MINORITY HEALTH: Disparities Persist in Children’s Care
Regardless of health insurance status, minority children are less likely than their white counterparts to see a health care provider on a regular basis, according to a study released today by researchers at Children's Hospital in Strong, NY. Hispanic children are four times less likely and African-American children are five times less likely than white children to routinely visit a medical provider, the study found. The nationwide survey of 6,300 children under age 18 was meant to shed light on the Children's Health Insurance Program's impact on children's access to health care. "We found that even though health insurance helps improve access to care, racial disparities persist ... regardless of whether their insurance is private or public," said Laura Pollard Shone, study author and senior health coordinator at the University of Rochester Medical Center.
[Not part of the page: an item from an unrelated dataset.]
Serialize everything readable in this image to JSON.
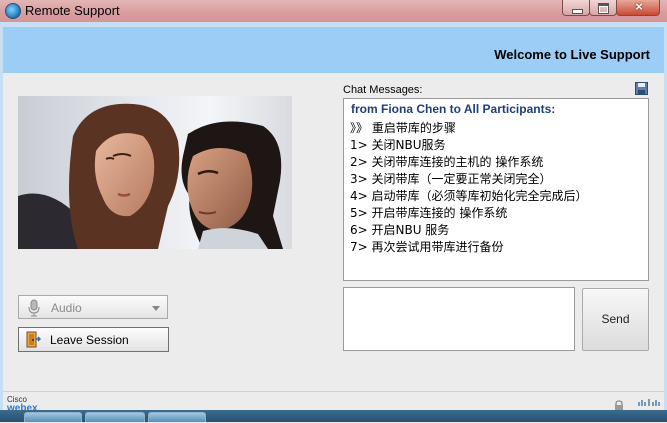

In addition, the study found that minority children are more likely to "go a year or more without visiting a doctor's office or clinic, to lack a health provider who offered evening or weekend hours and to have trouble scheduling health care appointments" (Jackel, Rochester Democrat and Chronicle, 5/5).This is part of the California Healthline Daily Edition, a summary of health policy coverage from major news organizations. Sign up for an email subscription.